What is being asked: Using the lines below, work out the count of those that hold "author". Give the number only.

Page and application data records:
+===+

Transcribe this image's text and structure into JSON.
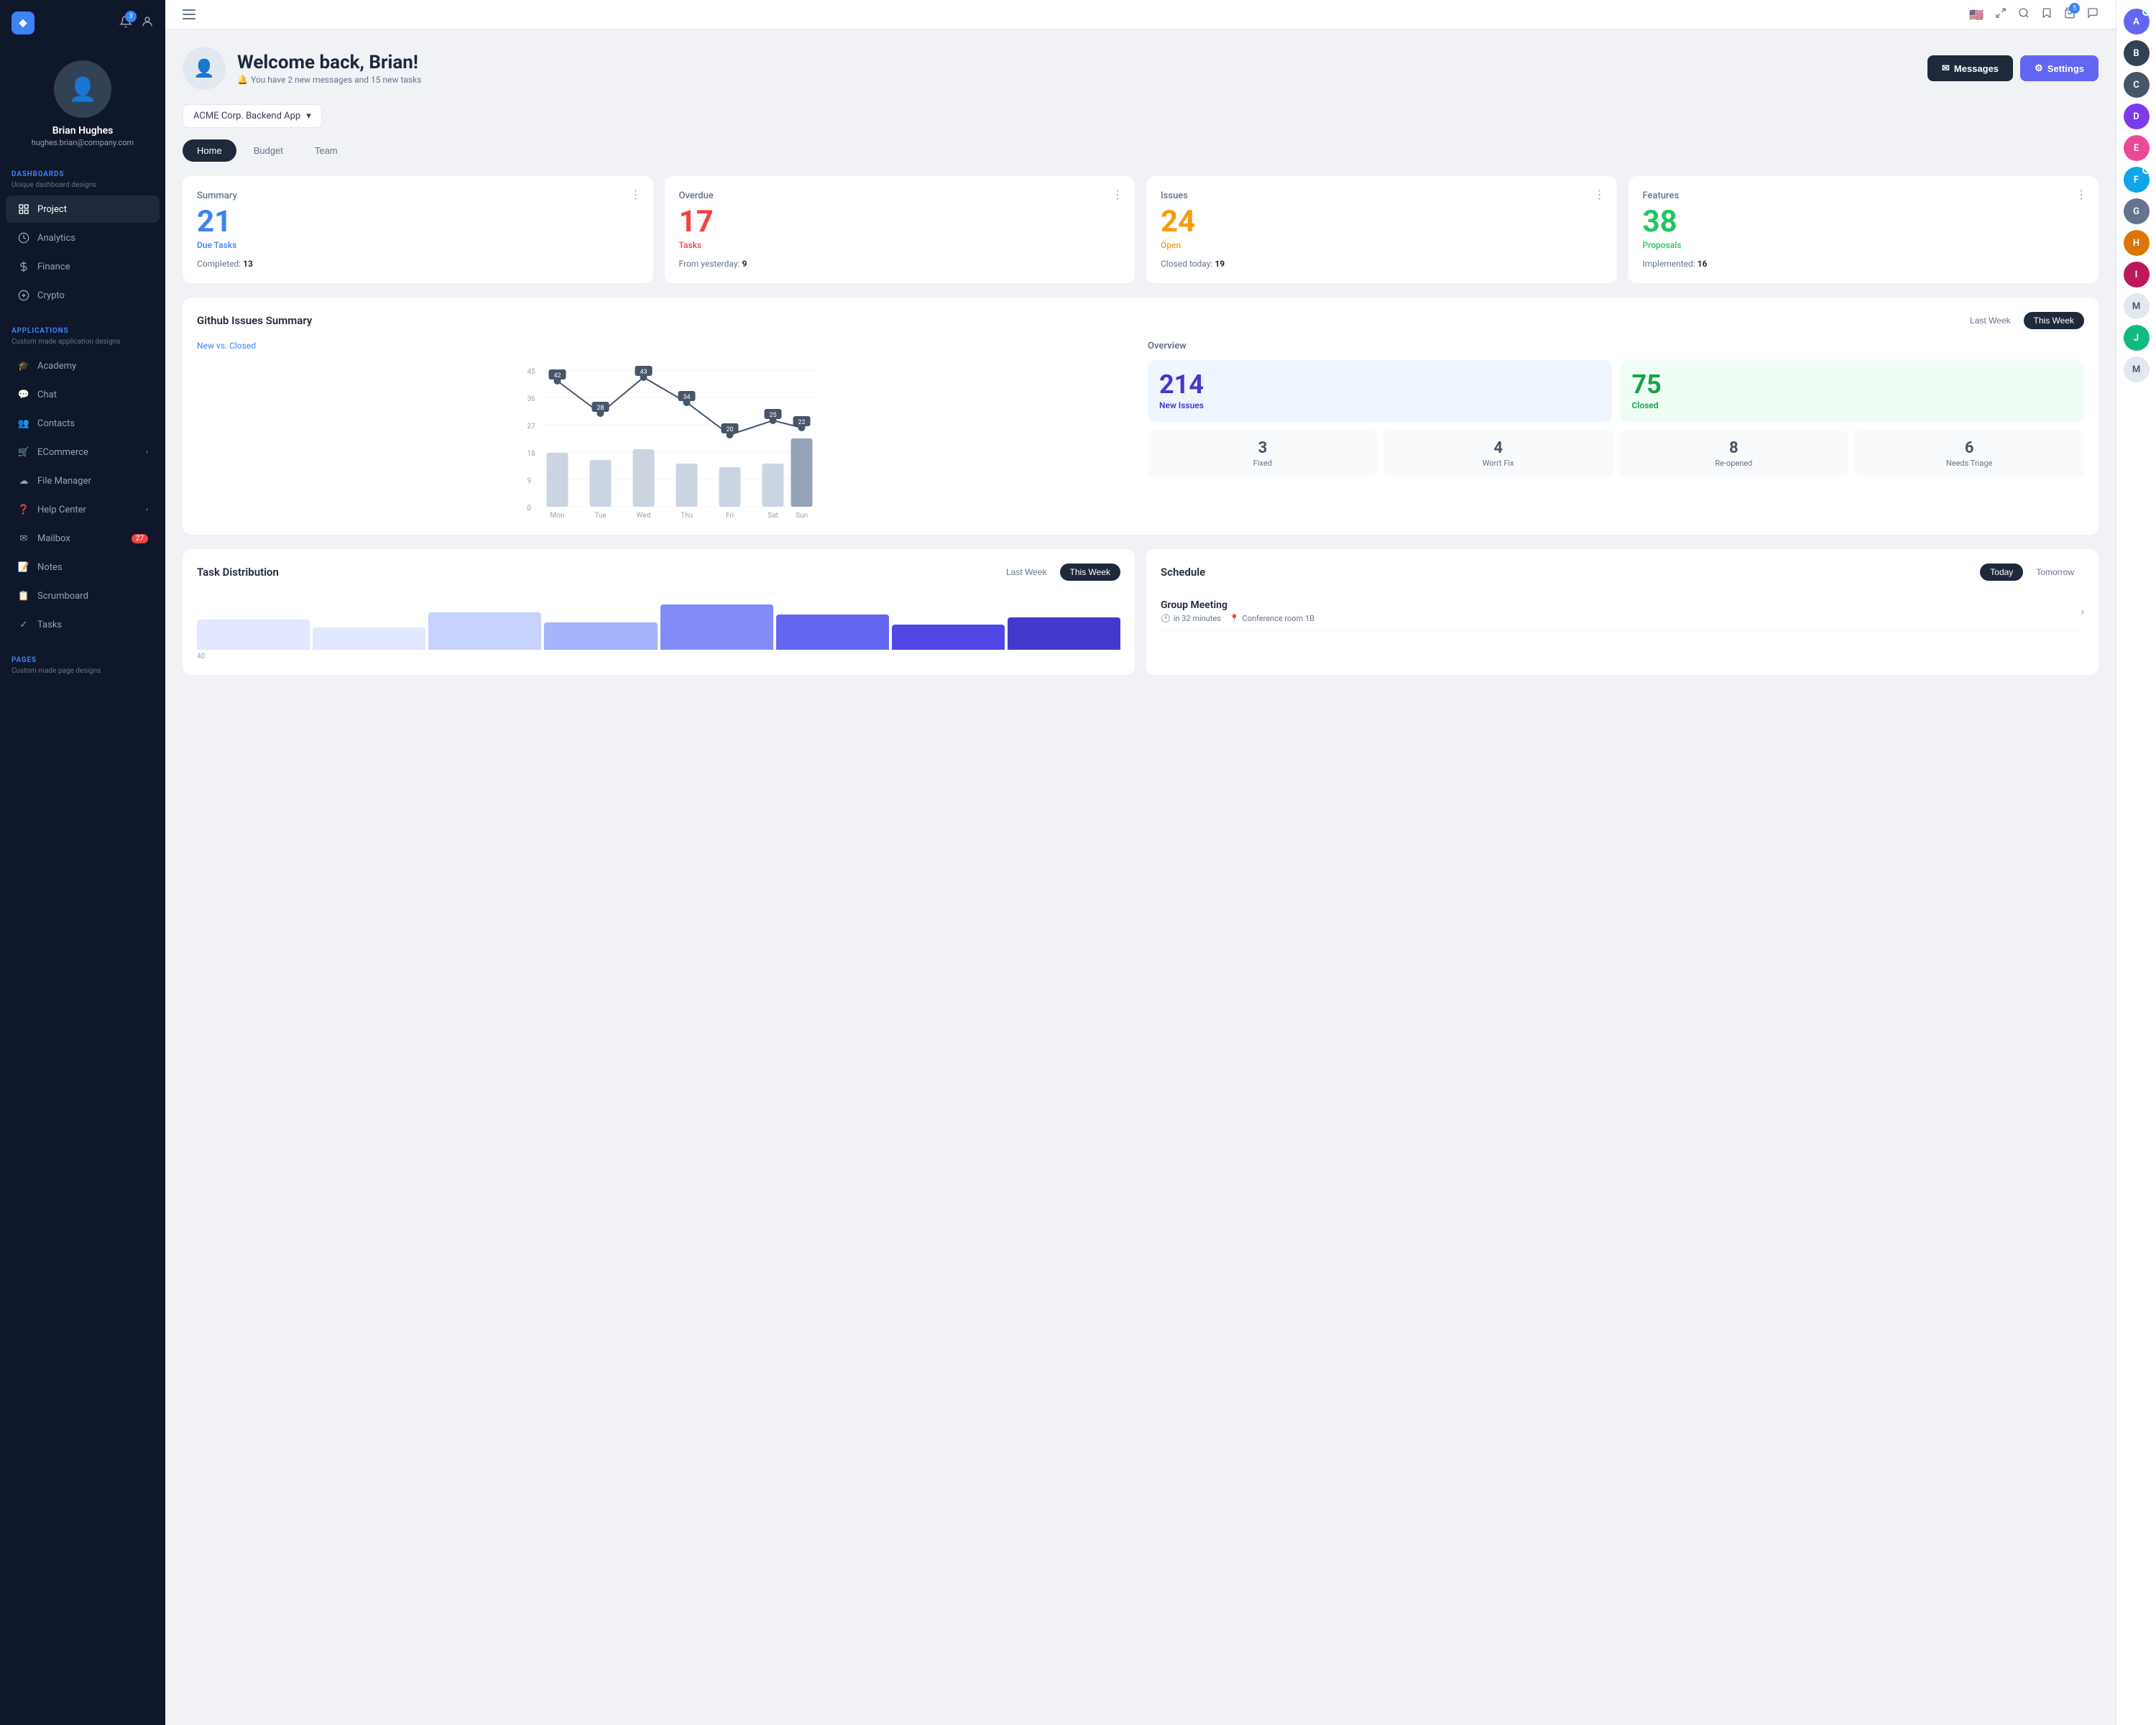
{
  "sidebar": {
    "logo": "◆",
    "notification_count": "3",
    "user": {
      "name": "Brian Hughes",
      "email": "hughes.brian@company.com"
    },
    "dashboards_label": "DASHBOARDS",
    "dashboards_sub": "Unique dashboard designs",
    "nav_items": [
      {
        "id": "project",
        "label": "Project",
        "icon": "☰",
        "active": true
      },
      {
        "id": "analytics",
        "label": "Analytics",
        "icon": "◎"
      },
      {
        "id": "finance",
        "label": "Finance",
        "icon": "💰"
      },
      {
        "id": "crypto",
        "label": "Crypto",
        "icon": "$"
      }
    ],
    "applications_label": "APPLICATIONS",
    "applications_sub": "Custom made application designs",
    "app_items": [
      {
        "id": "academy",
        "label": "Academy",
        "icon": "🎓"
      },
      {
        "id": "chat",
        "label": "Chat",
        "icon": "💬"
      },
      {
        "id": "contacts",
        "label": "Contacts",
        "icon": "👥"
      },
      {
        "id": "ecommerce",
        "label": "ECommerce",
        "icon": "🛒",
        "arrow": "›"
      },
      {
        "id": "filemanager",
        "label": "File Manager",
        "icon": "☁"
      },
      {
        "id": "helpcenter",
        "label": "Help Center",
        "icon": "❓",
        "arrow": "›"
      },
      {
        "id": "mailbox",
        "label": "Mailbox",
        "icon": "✉",
        "badge": "27"
      },
      {
        "id": "notes",
        "label": "Notes",
        "icon": "📝"
      },
      {
        "id": "scrumboard",
        "label": "Scrumboard",
        "icon": "📋"
      },
      {
        "id": "tasks",
        "label": "Tasks",
        "icon": "✓"
      }
    ],
    "pages_label": "PAGES",
    "pages_sub": "Custom made page designs"
  },
  "topbar": {
    "flag": "🇺🇸",
    "cart_badge": "5"
  },
  "welcome": {
    "title": "Welcome back, Brian!",
    "subtitle": "You have 2 new messages and 15 new tasks",
    "messages_btn": "Messages",
    "settings_btn": "Settings"
  },
  "project_selector": {
    "label": "ACME Corp. Backend App"
  },
  "tabs": [
    {
      "id": "home",
      "label": "Home",
      "active": true
    },
    {
      "id": "budget",
      "label": "Budget"
    },
    {
      "id": "team",
      "label": "Team"
    }
  ],
  "stats": [
    {
      "id": "summary",
      "label": "Summary",
      "number": "21",
      "sublabel": "Due Tasks",
      "color": "blue",
      "footer_label": "Completed:",
      "footer_value": "13"
    },
    {
      "id": "overdue",
      "label": "Overdue",
      "number": "17",
      "sublabel": "Tasks",
      "color": "red",
      "footer_label": "From yesterday:",
      "footer_value": "9"
    },
    {
      "id": "issues",
      "label": "Issues",
      "number": "24",
      "sublabel": "Open",
      "color": "orange",
      "footer_label": "Closed today:",
      "footer_value": "19"
    },
    {
      "id": "features",
      "label": "Features",
      "number": "38",
      "sublabel": "Proposals",
      "color": "green",
      "footer_label": "Implemented:",
      "footer_value": "16"
    }
  ],
  "github": {
    "title": "Github Issues Summary",
    "toggle_last": "Last Week",
    "toggle_this": "This Week",
    "chart_subtitle": "New vs. Closed",
    "overview_label": "Overview",
    "new_issues_number": "214",
    "new_issues_label": "New Issues",
    "closed_number": "75",
    "closed_label": "Closed",
    "stats": [
      {
        "number": "3",
        "label": "Fixed"
      },
      {
        "number": "4",
        "label": "Won't Fix"
      },
      {
        "number": "8",
        "label": "Re-opened"
      },
      {
        "number": "6",
        "label": "Needs Triage"
      }
    ],
    "chart_data": {
      "days": [
        "Mon",
        "Tue",
        "Wed",
        "Thu",
        "Fri",
        "Sat",
        "Sun"
      ],
      "line_values": [
        42,
        28,
        43,
        34,
        20,
        25,
        22
      ],
      "bar_heights": [
        70,
        60,
        72,
        55,
        45,
        50,
        80
      ]
    }
  },
  "task_distribution": {
    "title": "Task Distribution",
    "toggle_last": "Last Week",
    "toggle_this": "This Week"
  },
  "schedule": {
    "title": "Schedule",
    "toggle_today": "Today",
    "toggle_tomorrow": "Tomorrow",
    "items": [
      {
        "title": "Group Meeting",
        "time": "in 32 minutes",
        "location": "Conference room 1B"
      }
    ]
  },
  "right_panel": {
    "avatars": [
      "A",
      "B",
      "C",
      "D",
      "E",
      "F",
      "G",
      "H",
      "I",
      "M",
      "J",
      "M"
    ]
  }
}
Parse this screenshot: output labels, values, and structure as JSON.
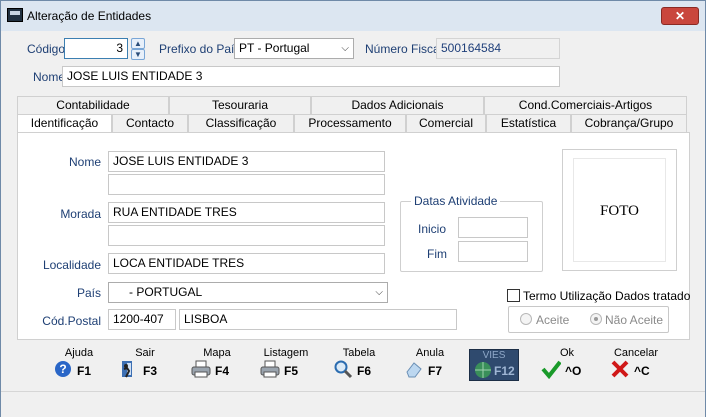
{
  "window": {
    "title": "Alteração de Entidades",
    "close": "✕"
  },
  "header": {
    "codigo_label": "Código",
    "codigo_value": "3",
    "prefixo_label": "Prefixo do País",
    "prefixo_value": "PT - Portugal",
    "nif_label": "Número Fiscal",
    "nif_value": "500164584",
    "nome_label": "Nome",
    "nome_value": "JOSE LUIS ENTIDADE 3"
  },
  "tabs_top": [
    "Contabilidade",
    "Tesouraria",
    "Dados Adicionais",
    "Cond.Comerciais-Artigos"
  ],
  "tabs_bottom": [
    "Identificação",
    "Contacto",
    "Classificação",
    "Processamento",
    "Comercial",
    "Estatística",
    "Cobrança/Grupo"
  ],
  "form": {
    "nome_label": "Nome",
    "nome1": "JOSE LUIS ENTIDADE 3",
    "nome2": "",
    "morada_label": "Morada",
    "morada1": "RUA ENTIDADE TRES",
    "morada2": "",
    "localidade_label": "Localidade",
    "localidade": "LOCA ENTIDADE TRES",
    "pais_label": "País",
    "pais": "- PORTUGAL",
    "codpostal_label": "Cód.Postal",
    "codpostal": "1200-407",
    "cidade": "LISBOA"
  },
  "datas": {
    "title": "Datas Atividade",
    "inicio_label": "Inicio",
    "inicio": "",
    "fim_label": "Fim",
    "fim": ""
  },
  "foto": "FOTO",
  "termo": {
    "label": "Termo Utilização Dados tratado",
    "aceite": "Aceite",
    "nao_aceite": "Não Aceite"
  },
  "buttons": [
    {
      "top": "Ajuda",
      "key": "F1",
      "icon": "help-icon"
    },
    {
      "top": "Sair",
      "key": "F3",
      "icon": "exit-icon"
    },
    {
      "top": "Mapa",
      "key": "F4",
      "icon": "printer-icon"
    },
    {
      "top": "Listagem",
      "key": "F5",
      "icon": "printer-icon"
    },
    {
      "top": "Tabela",
      "key": "F6",
      "icon": "magnifier-icon"
    },
    {
      "top": "Anula",
      "key": "F7",
      "icon": "eraser-icon"
    },
    {
      "top": "VIES",
      "key": "F12",
      "icon": "globe-icon"
    },
    {
      "top": "Ok",
      "key": "^O",
      "icon": "check-icon"
    },
    {
      "top": "Cancelar",
      "key": "^C",
      "icon": "cross-icon"
    }
  ]
}
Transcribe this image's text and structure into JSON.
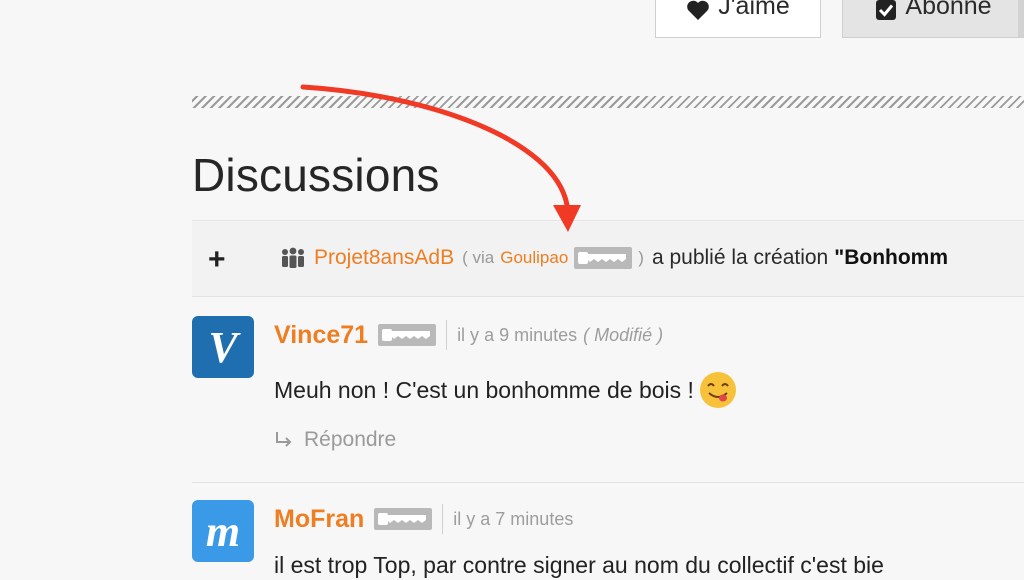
{
  "top_buttons": {
    "like_label": "J'aime",
    "subscribe_label": "Abonné"
  },
  "discussions": {
    "title": "Discussions",
    "activity": {
      "author": "Projet8ansAdB",
      "via_prefix": "( via",
      "via_user": "Goulipao",
      "via_suffix": ")",
      "action_text": "a publié la création",
      "creation_title": "\"Bonhomm"
    },
    "comments": [
      {
        "author": "Vince71",
        "time": "il y a 9 minutes",
        "edited": "( Modifié )",
        "text": "Meuh non ! C'est un bonhomme de bois !",
        "avatar_letter": "V",
        "avatar_color": "#1f6fb0",
        "reply_label": "Répondre"
      },
      {
        "author": "MoFran",
        "time": "il y a 7 minutes",
        "text": "il est trop Top, par contre signer au nom du collectif c'est bie",
        "avatar_letter": "m",
        "avatar_color": "#3b9ae8"
      }
    ]
  },
  "colors": {
    "accent_orange": "#ef7d21",
    "annotation_arrow": "#f03a26",
    "muted_text": "#9d9d9d"
  },
  "icons": {
    "like": "heart-icon",
    "subscribe": "checkbox-checked-icon",
    "group": "group-icon",
    "badge": "saw-badge-icon",
    "reply": "reply-arrow-icon",
    "emoji": "yum-face-emoji"
  }
}
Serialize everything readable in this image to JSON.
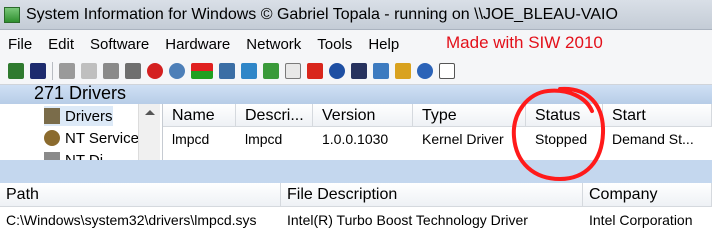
{
  "window": {
    "title": "System Information for Windows  © Gabriel Topala - running on \\\\JOE_BLEAU-VAIO",
    "app_icon": "siw-app-icon"
  },
  "menubar": {
    "items": [
      "File",
      "Edit",
      "Software",
      "Hardware",
      "Network",
      "Tools",
      "Help"
    ],
    "brand_text": "Made with SIW 2010",
    "brand_color": "#e3101a"
  },
  "toolbar": {
    "icons": [
      "exit-icon",
      "save-icon",
      "cut-icon",
      "copy-icon",
      "paste-icon",
      "print-icon",
      "stop-icon",
      "find-icon",
      "color-bar-icon",
      "chart-icon",
      "network-icon",
      "refresh-icon",
      "document-icon",
      "power-icon",
      "globe-icon",
      "shield-icon",
      "monitor-icon",
      "gallery-icon",
      "help-icon",
      "cup-icon"
    ]
  },
  "count_bar": {
    "text": "271 Drivers"
  },
  "tree": {
    "items": [
      {
        "label": "Drivers",
        "icon": "drivers-icon"
      },
      {
        "label": "NT Services",
        "icon": "services-gear-icon"
      },
      {
        "label": "NT Di",
        "icon": "disk-icon"
      }
    ]
  },
  "drivers_table": {
    "columns": [
      "Name",
      "Descri...",
      "Version",
      "Type",
      "Status",
      "Start"
    ],
    "rows": [
      [
        "lmpcd",
        "lmpcd",
        "1.0.0.1030",
        "Kernel Driver",
        "Stopped",
        "Demand St..."
      ]
    ]
  },
  "details_table": {
    "columns": [
      "Path",
      "File Description",
      "Company"
    ],
    "rows": [
      [
        "C:\\Windows\\system32\\drivers\\lmpcd.sys",
        "Intel(R) Turbo Boost Technology Driver",
        "Intel Corporation"
      ]
    ]
  },
  "annotation": {
    "color": "#ff1a1a"
  }
}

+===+

Task response: 3